The edgy Northern Quarter, just five minutes by foot from the heart of Manchester, is the city’s creative hub, full of independent shops, cafes, restaurants, bars and bright, playful murals. Be sure and pay a visit to Manchester Craft and Design Centre, a collective of artists and merchants selling their wares.
The architecturally stunning John Rylands Library is Hogwarts personified with its soaring arches, neo-Gothic grandeur and dense stacks of old books. This working research library, part of the University of Manchester, was built in the 1890s and is free to visit. There’s also a well-stocked gift shop chock full of fun, colorful merchandise and literary collectors’ items.
Manchester’s culinary scene is heavily influenced by Indian, Pakistani and Bangladeshi fare, which can be found in excess along “the Curry Mile” (i.e. Wilmslow Road) or in popular shops like the Northern Quarter’s This & That, the perfect lunch spot for the local specialty, “rice and three” (that’s one plate with three different curry options).
Perhaps the most interesting part of Manchester’s aesthetic is the striking dichotomy between its former industrial areas and the Gothic Revival and Victorian buildings that went up in the second half of the 19th century. Clustered together in the heart of town, the Manchester Town Hall, Central Library and rest of Albert Square are every bit as worthy of a visit as the city’s newer, more contemporary edifices.
The dockyards, four miles west from the city center, may have closed more than 30 years ago, the revitalized Salford Quays at the end of the canal is very much alive and thriving. It’s the global home to the BBC, but the Quays also offer shopping and dining galore. Stop in at the Dockyard Pub, a spacious restaurant and bar with British pub grub like burgers, meatloaf and Shepherd’s pie, for a bite to eat and a pint or two. Just be sure and take time to also visit the Imperial War Museum North while you’re in the area.

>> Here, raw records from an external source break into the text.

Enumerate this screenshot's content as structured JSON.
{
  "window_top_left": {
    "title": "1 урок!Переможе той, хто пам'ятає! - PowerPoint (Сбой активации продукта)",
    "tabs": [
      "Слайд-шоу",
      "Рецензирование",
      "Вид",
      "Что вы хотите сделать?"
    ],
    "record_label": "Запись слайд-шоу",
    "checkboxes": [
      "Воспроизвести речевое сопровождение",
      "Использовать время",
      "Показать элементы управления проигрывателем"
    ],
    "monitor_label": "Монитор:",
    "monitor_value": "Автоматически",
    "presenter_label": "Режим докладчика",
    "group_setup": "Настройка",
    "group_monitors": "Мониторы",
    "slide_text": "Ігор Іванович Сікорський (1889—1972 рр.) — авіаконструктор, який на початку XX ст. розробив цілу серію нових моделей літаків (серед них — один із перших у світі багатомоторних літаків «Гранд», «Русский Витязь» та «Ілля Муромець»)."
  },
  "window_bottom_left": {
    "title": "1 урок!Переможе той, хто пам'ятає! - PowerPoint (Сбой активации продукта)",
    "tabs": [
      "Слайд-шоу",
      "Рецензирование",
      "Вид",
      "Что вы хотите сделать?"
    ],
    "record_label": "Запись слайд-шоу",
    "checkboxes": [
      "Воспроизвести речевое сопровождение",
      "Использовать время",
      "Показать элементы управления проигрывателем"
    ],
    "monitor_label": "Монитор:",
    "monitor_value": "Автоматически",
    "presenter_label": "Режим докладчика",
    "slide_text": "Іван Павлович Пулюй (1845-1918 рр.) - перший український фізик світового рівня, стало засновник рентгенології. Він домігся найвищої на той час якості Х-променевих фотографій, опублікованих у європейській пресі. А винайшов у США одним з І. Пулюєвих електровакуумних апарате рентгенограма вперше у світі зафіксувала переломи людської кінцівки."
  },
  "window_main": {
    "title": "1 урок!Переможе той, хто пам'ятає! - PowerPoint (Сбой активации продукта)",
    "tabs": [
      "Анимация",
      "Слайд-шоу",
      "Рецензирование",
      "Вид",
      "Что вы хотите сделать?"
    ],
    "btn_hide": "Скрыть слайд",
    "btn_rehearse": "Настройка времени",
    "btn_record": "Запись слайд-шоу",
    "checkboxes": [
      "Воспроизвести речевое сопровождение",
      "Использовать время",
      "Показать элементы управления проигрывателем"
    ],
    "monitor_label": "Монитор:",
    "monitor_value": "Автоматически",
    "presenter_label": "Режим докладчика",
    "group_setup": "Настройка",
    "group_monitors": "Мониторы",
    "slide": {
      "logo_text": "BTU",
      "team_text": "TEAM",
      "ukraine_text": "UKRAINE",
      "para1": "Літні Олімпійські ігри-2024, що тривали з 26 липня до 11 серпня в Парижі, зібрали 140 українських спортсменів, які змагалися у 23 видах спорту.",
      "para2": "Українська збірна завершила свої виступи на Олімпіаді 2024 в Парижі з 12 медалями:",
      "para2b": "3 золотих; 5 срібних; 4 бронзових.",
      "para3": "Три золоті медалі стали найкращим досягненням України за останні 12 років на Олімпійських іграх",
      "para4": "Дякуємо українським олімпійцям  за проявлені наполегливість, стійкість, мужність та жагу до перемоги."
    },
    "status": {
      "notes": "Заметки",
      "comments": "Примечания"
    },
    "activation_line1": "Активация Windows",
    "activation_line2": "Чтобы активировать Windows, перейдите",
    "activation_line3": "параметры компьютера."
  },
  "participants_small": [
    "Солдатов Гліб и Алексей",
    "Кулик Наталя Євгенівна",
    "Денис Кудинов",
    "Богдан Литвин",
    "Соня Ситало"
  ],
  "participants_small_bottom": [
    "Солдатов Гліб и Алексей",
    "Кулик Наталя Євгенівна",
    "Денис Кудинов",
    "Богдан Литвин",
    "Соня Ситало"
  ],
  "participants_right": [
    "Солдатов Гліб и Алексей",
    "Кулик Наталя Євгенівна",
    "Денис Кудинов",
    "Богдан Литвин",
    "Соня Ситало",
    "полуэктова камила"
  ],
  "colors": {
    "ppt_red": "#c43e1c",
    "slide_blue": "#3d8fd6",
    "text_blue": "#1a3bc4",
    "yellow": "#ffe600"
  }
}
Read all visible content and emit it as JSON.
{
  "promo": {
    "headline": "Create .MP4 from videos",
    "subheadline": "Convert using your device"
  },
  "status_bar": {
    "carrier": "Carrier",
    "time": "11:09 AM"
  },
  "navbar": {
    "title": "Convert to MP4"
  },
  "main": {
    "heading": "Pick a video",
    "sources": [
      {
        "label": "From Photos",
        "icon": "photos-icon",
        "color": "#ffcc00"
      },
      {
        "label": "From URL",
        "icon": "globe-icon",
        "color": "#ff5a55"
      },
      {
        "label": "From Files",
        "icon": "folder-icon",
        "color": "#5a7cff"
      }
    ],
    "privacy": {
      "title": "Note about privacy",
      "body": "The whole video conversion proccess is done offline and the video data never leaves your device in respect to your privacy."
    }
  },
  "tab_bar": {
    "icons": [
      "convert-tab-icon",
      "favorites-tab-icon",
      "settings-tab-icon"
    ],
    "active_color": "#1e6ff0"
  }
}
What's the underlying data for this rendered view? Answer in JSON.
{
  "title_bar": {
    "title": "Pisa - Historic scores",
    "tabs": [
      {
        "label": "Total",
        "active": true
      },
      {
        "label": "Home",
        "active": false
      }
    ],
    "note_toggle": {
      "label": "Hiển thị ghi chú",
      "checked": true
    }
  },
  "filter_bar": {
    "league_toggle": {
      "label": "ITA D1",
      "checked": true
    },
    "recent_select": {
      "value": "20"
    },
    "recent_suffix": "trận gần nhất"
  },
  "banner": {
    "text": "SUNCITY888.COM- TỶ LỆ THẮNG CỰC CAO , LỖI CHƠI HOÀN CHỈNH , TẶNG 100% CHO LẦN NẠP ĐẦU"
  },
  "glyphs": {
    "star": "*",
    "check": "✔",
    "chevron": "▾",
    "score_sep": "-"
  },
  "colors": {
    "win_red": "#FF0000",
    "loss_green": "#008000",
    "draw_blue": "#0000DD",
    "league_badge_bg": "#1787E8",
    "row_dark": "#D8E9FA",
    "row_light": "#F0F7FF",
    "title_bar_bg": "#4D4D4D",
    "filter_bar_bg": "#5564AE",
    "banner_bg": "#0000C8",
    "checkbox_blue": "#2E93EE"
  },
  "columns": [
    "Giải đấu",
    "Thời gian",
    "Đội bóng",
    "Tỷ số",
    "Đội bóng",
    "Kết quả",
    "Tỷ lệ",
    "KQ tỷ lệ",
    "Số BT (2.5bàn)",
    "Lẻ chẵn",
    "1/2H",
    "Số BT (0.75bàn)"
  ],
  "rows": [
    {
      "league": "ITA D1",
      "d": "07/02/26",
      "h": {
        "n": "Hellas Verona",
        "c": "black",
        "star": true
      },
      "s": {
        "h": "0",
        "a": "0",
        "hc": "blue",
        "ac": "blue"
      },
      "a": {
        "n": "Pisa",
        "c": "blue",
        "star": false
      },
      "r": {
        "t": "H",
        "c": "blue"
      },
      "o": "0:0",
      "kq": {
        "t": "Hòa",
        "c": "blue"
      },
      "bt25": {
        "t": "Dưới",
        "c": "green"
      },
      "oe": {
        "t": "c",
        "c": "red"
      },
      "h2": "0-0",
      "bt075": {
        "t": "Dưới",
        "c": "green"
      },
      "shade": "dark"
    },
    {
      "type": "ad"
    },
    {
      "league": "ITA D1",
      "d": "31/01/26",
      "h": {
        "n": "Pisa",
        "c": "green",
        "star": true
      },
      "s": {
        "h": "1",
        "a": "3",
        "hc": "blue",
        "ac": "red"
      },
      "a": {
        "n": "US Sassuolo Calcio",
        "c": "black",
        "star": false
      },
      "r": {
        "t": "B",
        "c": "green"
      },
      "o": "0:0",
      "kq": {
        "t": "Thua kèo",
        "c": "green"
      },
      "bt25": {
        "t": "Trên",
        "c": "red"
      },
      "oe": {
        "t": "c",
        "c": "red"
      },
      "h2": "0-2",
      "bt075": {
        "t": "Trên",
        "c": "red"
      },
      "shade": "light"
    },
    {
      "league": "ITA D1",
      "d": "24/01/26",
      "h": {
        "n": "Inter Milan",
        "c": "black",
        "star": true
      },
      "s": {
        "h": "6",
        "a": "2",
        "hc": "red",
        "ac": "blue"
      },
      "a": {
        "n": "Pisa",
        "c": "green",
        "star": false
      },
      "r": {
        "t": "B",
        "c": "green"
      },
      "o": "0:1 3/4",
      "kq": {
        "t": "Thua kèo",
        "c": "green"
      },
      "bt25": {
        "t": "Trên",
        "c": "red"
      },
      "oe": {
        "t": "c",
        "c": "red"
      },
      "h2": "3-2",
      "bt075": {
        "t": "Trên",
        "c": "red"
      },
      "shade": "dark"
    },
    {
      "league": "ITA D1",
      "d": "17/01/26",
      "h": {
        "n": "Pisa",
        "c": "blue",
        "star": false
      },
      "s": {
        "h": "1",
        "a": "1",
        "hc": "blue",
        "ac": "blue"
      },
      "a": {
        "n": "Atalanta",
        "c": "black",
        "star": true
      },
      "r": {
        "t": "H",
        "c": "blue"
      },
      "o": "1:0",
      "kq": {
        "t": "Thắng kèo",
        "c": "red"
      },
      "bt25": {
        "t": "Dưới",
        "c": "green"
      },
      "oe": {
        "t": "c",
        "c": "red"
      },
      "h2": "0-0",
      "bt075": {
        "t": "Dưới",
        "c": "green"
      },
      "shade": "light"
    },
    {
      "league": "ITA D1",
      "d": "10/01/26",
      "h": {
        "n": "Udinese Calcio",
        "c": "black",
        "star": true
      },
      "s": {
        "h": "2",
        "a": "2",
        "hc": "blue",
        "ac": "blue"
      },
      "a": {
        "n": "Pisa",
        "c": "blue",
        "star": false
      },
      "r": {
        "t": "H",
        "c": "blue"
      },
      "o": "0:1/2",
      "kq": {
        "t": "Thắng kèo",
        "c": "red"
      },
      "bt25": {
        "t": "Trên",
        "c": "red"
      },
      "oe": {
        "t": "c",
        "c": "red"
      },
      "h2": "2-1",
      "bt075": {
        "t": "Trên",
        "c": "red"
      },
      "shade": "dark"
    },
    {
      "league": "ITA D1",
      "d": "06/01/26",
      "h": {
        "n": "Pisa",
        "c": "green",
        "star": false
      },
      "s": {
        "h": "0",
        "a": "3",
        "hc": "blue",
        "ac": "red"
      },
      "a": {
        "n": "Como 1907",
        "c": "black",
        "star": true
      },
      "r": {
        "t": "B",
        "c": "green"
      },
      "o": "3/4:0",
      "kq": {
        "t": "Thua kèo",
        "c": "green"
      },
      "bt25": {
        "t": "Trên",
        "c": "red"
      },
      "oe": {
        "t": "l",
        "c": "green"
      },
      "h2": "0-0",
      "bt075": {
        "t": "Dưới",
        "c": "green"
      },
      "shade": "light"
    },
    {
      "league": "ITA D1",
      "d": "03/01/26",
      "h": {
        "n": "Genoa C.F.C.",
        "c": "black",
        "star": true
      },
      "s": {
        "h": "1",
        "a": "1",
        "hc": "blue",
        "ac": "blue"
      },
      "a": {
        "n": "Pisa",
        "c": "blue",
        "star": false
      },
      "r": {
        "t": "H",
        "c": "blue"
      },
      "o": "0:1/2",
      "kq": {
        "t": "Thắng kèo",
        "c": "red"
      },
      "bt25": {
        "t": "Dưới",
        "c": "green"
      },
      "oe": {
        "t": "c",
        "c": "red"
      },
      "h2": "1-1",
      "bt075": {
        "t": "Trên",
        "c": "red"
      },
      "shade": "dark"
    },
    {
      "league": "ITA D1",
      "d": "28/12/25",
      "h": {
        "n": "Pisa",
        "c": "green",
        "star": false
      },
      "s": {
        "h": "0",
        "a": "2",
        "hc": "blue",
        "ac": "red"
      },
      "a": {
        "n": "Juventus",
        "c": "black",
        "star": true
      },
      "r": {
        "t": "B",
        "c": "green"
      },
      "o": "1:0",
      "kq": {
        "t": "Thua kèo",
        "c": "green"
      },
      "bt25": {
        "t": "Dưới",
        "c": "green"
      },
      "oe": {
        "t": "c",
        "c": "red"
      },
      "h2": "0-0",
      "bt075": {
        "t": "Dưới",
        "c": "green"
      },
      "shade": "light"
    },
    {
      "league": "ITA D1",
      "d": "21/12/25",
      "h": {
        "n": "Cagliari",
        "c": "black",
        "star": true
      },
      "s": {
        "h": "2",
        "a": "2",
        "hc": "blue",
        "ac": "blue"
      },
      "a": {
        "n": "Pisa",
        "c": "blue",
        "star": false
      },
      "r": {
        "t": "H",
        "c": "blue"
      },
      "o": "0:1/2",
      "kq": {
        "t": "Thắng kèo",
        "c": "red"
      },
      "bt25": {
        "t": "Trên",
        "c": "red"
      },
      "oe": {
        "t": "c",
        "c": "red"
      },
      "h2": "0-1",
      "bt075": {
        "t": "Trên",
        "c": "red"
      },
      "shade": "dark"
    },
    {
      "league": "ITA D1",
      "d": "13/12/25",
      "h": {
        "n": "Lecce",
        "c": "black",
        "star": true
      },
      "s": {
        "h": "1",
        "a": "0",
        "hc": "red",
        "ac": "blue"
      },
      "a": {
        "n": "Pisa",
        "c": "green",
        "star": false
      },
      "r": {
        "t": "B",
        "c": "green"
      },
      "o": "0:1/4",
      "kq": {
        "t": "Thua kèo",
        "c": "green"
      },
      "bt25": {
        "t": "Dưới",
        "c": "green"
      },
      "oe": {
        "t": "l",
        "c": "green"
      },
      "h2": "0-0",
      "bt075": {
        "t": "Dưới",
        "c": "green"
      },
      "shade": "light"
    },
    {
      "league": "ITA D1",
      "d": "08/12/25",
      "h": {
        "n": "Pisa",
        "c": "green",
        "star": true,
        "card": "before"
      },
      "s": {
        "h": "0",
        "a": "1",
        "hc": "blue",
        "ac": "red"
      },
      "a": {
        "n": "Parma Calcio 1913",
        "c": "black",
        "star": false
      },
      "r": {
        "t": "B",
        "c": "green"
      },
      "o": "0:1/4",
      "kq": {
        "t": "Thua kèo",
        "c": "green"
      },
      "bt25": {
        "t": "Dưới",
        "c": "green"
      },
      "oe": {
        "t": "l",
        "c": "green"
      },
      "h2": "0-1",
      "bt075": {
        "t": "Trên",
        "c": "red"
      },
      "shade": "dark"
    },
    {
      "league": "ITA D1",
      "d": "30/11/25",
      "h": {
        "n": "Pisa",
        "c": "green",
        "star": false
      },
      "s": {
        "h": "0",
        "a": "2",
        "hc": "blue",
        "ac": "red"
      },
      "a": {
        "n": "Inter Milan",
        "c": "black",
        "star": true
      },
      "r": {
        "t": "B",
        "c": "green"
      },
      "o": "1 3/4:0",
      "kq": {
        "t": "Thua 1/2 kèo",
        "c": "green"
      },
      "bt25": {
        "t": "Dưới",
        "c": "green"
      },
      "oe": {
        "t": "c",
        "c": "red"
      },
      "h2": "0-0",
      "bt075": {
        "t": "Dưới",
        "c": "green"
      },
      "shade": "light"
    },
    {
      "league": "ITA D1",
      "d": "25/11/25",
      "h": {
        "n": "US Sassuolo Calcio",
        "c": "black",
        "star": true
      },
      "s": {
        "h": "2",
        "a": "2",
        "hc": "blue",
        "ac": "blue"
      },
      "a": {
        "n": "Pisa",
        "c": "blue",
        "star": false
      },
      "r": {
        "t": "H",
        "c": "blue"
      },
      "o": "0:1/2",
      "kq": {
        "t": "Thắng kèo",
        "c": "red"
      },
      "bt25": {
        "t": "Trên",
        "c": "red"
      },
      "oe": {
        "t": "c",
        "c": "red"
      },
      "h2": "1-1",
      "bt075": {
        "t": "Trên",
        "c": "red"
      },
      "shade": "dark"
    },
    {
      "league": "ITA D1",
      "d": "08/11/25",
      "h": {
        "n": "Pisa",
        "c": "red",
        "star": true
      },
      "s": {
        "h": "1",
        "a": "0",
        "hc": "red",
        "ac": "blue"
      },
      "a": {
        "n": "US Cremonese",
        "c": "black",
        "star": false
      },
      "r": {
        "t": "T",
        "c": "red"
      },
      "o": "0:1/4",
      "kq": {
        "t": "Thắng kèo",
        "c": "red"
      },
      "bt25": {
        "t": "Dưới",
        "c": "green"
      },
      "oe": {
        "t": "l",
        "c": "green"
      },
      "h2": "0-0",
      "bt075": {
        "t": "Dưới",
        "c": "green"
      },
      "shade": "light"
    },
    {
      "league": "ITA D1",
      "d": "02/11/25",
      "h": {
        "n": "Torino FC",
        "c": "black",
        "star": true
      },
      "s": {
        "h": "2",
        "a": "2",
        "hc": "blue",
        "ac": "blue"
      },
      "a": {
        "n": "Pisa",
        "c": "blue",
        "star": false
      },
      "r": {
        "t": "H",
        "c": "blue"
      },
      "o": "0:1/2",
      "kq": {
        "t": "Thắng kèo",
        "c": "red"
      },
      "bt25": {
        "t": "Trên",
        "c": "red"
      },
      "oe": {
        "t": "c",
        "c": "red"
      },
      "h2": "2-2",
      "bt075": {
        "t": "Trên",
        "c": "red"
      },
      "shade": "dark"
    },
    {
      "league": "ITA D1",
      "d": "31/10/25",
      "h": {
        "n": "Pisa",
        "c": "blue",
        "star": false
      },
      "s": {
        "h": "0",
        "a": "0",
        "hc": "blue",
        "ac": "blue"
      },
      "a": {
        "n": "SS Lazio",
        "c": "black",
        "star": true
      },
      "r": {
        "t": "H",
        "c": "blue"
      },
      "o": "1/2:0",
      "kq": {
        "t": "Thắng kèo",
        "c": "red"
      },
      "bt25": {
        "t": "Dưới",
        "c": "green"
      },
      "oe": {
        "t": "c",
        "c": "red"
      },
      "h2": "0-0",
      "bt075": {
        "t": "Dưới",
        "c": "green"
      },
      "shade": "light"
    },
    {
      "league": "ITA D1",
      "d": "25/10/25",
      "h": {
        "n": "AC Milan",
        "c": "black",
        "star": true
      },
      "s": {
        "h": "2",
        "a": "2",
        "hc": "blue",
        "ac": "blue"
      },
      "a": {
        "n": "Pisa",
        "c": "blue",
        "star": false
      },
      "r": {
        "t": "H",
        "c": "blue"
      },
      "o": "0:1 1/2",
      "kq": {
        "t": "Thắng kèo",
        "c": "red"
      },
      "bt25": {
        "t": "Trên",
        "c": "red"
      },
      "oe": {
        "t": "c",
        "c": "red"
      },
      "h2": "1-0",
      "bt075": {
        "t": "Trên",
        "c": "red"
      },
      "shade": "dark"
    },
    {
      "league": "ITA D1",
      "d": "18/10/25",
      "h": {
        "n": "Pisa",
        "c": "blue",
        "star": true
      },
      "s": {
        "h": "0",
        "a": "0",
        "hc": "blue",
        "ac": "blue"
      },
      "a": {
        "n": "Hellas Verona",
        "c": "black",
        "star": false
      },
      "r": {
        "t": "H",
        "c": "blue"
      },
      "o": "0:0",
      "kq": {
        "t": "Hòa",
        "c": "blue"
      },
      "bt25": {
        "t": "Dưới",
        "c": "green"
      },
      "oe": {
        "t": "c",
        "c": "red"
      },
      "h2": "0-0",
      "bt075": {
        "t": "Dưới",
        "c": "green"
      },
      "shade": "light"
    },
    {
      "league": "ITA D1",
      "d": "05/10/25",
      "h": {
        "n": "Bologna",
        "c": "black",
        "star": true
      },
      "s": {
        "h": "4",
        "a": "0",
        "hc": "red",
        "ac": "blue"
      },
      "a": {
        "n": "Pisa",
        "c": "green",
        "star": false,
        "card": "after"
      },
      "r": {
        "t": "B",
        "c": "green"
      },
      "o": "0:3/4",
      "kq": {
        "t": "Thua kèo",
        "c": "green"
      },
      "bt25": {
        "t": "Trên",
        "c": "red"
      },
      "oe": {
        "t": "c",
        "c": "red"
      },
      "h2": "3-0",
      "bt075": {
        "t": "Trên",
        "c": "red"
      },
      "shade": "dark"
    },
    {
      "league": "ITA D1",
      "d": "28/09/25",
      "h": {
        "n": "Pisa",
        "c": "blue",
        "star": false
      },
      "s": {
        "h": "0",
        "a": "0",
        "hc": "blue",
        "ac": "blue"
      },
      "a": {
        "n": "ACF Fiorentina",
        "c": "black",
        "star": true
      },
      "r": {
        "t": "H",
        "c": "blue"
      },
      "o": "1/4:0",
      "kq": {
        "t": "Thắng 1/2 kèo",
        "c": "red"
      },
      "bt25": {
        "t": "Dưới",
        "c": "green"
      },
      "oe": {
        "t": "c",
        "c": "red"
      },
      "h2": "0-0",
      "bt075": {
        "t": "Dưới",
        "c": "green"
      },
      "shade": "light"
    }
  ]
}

Other Voices you might like
Photography and Food
Eco Lover, Cultural and Sustainable Travel
Food and Culture